We're going to be talking to a group of firm librarians about what resources are being used in law firms today.
"Doing more with less" has long been a theme, goal, and -- at times -- mandate for law firm librarians, but now it's "do much more with far less." Money is part of the story, with the average library budget down slightly, according to our fourteenth annual survey of law firm library directors, from $5.9 million in 2008 to $5.8 million in 2009. But far more telling is the number of firms that said their budgets had gone under the knife. Last year only 9 percent of respondents said their budgets had shrunk. This year it was a whopping 46 percent. Staff reductions have also become the norm, with 57 percent of firms paring their library payroll, up from 18 percent in 2008.
The future of Michigan’s State Law Library has become uncertain in light of a July 13, 2009 executive order issued by the state’s governor. Executive Order 2009-36, which takes effect October 1, 2009 absent legislative action, provides for the elimination of the law library’s “circulation and document delivery” services. Details and prospects for the future of the state law library and an analysis of the executive order on Law Librarian Blog
Joe Custer is a winner of the AALL LexisNexis Call for Papers award for "The Truthiness of Thinkable Thoughts Versus the Facts of Empirical Research". His paper is available on SSRN at http://papers.ssrn.com/sol3/papers.cfm?abstract_id=1354111
Posted to a law librarian listserv:
We crafted a very short petition directed at the Administrative Office of the US Courts to improve PACER.
The petition is online here: http://www.thepetitionsite.com/1/improve-PACER.
We ask the Administrative Office of the U.S. Courts to improve PACER by enhancing the authenticity, usability and availability of the system.
We the undersigned, urge the Administrative Office of the US Courts (AO) to make the following changes to the PACER system:
For verification and reliability, the AO should digitally sign every document put into PACER using readily available technology.
PACER needs to be much more readily accessible if it is to be usable for research, education, and the practice of law. Improved accessibility includes both lowering the costs for using PACER and enhancing the web interfaces.

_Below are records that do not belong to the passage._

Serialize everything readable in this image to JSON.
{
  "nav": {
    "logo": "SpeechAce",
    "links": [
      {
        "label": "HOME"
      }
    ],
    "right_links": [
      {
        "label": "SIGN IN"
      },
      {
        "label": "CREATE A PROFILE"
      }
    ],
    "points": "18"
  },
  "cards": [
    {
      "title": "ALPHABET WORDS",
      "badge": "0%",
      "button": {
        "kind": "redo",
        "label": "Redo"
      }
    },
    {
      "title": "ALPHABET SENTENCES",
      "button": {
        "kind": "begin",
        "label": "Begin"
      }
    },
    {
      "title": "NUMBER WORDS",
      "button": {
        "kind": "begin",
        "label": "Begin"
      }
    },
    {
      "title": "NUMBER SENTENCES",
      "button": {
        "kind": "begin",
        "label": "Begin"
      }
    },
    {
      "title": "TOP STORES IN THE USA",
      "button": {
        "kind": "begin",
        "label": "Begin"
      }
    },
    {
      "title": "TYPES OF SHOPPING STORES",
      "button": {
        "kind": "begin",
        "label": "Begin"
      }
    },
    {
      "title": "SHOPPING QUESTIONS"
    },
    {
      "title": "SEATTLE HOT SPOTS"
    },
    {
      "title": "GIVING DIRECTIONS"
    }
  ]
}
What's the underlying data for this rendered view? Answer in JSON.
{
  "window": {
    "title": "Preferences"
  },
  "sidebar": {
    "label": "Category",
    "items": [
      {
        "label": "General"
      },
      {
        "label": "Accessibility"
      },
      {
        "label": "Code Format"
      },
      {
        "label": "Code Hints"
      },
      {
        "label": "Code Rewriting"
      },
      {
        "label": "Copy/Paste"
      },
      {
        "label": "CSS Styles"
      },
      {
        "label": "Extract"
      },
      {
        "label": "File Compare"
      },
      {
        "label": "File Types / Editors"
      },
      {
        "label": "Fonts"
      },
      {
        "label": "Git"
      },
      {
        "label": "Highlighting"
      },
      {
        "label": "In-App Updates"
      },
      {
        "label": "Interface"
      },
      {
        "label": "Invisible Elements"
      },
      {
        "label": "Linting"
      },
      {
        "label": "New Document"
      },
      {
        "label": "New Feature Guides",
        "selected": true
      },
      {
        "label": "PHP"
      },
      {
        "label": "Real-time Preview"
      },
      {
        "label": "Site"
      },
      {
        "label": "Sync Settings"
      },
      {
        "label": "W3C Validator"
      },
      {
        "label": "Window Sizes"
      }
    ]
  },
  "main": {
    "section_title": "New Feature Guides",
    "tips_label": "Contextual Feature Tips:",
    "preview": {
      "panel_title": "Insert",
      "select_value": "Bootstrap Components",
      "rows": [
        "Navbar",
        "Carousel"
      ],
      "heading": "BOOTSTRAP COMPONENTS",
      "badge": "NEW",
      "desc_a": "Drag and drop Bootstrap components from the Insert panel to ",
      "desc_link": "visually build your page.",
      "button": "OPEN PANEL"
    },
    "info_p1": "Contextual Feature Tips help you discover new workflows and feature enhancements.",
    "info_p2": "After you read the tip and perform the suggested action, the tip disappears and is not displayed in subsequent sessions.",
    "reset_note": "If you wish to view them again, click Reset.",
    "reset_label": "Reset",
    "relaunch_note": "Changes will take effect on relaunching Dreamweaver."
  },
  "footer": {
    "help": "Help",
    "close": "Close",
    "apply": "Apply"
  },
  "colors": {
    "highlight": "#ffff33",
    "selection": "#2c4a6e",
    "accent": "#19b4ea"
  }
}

Depository libraries should also have free access to PACER.
Please sign the petition, comment on the ideas and share the petition with your friends and colleagues!